→ Your assignment
The entries below are to be returned exactly. Include all of them.

→ Entries shown
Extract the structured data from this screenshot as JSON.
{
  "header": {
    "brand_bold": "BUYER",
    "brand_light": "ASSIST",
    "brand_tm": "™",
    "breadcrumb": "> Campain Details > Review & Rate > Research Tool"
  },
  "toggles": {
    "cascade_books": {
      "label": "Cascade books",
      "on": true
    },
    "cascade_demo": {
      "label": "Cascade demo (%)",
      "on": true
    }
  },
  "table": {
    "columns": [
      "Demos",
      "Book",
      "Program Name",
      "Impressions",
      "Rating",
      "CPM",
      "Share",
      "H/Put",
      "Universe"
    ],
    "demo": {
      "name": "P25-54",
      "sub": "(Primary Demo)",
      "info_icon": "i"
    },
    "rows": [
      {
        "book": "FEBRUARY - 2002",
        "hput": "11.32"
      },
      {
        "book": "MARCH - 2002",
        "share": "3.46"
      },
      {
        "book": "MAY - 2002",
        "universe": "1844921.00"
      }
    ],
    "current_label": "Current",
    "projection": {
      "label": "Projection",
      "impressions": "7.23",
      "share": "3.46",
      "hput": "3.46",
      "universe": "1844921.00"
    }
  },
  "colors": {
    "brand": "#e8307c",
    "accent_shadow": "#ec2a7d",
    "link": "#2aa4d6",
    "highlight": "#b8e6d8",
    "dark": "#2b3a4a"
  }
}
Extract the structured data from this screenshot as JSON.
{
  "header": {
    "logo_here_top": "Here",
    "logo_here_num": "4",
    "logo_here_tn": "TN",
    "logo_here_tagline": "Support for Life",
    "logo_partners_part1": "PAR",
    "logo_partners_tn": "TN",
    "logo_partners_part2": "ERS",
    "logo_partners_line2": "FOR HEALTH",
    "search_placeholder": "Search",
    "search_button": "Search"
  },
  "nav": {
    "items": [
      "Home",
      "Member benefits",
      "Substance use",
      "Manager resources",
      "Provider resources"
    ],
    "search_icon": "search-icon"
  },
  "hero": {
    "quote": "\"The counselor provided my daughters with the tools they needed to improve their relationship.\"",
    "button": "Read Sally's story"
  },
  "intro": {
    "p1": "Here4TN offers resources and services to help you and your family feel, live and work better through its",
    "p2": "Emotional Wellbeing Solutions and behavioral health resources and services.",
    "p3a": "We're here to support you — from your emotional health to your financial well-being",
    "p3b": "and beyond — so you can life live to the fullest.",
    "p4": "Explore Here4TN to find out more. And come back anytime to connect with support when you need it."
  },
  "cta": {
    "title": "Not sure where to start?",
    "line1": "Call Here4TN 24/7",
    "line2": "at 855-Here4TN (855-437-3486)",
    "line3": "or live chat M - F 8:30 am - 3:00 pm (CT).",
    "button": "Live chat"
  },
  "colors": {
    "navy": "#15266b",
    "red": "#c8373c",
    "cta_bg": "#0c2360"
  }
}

→ Solution to this task
Extract the structured data from this screenshot as JSON.
{
  "header": {
    "brand_bold": "BUYER",
    "brand_light": "ASSIST",
    "brand_tm": "™",
    "breadcrumb": "> Campain Details > Review & Rate > Research Tool"
  },
  "toggles": {
    "cascade_books": {
      "label": "Cascade books",
      "on": true
    },
    "cascade_demo": {
      "label": "Cascade demo (%)",
      "on": true
    }
  },
  "table": {
    "columns": [
      "Demos",
      "Book",
      "Program Name",
      "Impressions",
      "Rating",
      "CPM",
      "Share",
      "H/Put",
      "Universe"
    ],
    "demo": {
      "name": "P25-54",
      "sub": "(Primary Demo)",
      "info_icon": "i"
    },
    "rows": [
      {
        "book": "FEBRUARY - 2002",
        "hput": "11.32"
      },
      {
        "book": "MARCH - 2002",
        "share": "3.46"
      },
      {
        "book": "MAY - 2002",
        "universe": "1844921.00"
      }
    ],
    "current_label": "Current",
    "projection": {
      "label": "Projection",
      "impressions": "7.23",
      "share": "3.46",
      "hput": "3.46",
      "universe": "1844921.00"
    }
  },
  "colors": {
    "brand": "#e8307c",
    "accent_shadow": "#ec2a7d",
    "link": "#2aa4d6",
    "highlight": "#b8e6d8",
    "dark": "#2b3a4a"
  }
}
Extract the structured data from this screenshot as JSON.
{
  "header": {
    "logo_here_top": "Here",
    "logo_here_num": "4",
    "logo_here_tn": "TN",
    "logo_here_tagline": "Support for Life",
    "logo_partners_part1": "PAR",
    "logo_partners_tn": "TN",
    "logo_partners_part2": "ERS",
    "logo_partners_line2": "FOR HEALTH",
    "search_placeholder": "Search",
    "search_button": "Search"
  },
  "nav": {
    "items": [
      "Home",
      "Member benefits",
      "Substance use",
      "Manager resources",
      "Provider resources"
    ],
    "search_icon": "search-icon"
  },
  "hero": {
    "quote": "\"The counselor provided my daughters with the tools they needed to improve their relationship.\"",
    "button": "Read Sally's story"
  },
  "intro": {
    "p1": "Here4TN offers resources and services to help you and your family feel, live and work better through its",
    "p2": "Emotional Wellbeing Solutions and behavioral health resources and services.",
    "p3a": "We're here to support you — from your emotional health to your financial well-being",
    "p3b": "and beyond — so you can life live to the fullest.",
    "p4": "Explore Here4TN to find out more. And come back anytime to connect with support when you need it."
  },
  "cta": {
    "title": "Not sure where to start?",
    "line1": "Call Here4TN 24/7",
    "line2": "at 855-Here4TN (855-437-3486)",
    "line3": "or live chat M - F 8:30 am - 3:00 pm (CT).",
    "button": "Live chat"
  },
  "colors": {
    "navy": "#15266b",
    "red": "#c8373c",
    "cta_bg": "#0c2360"
  }
}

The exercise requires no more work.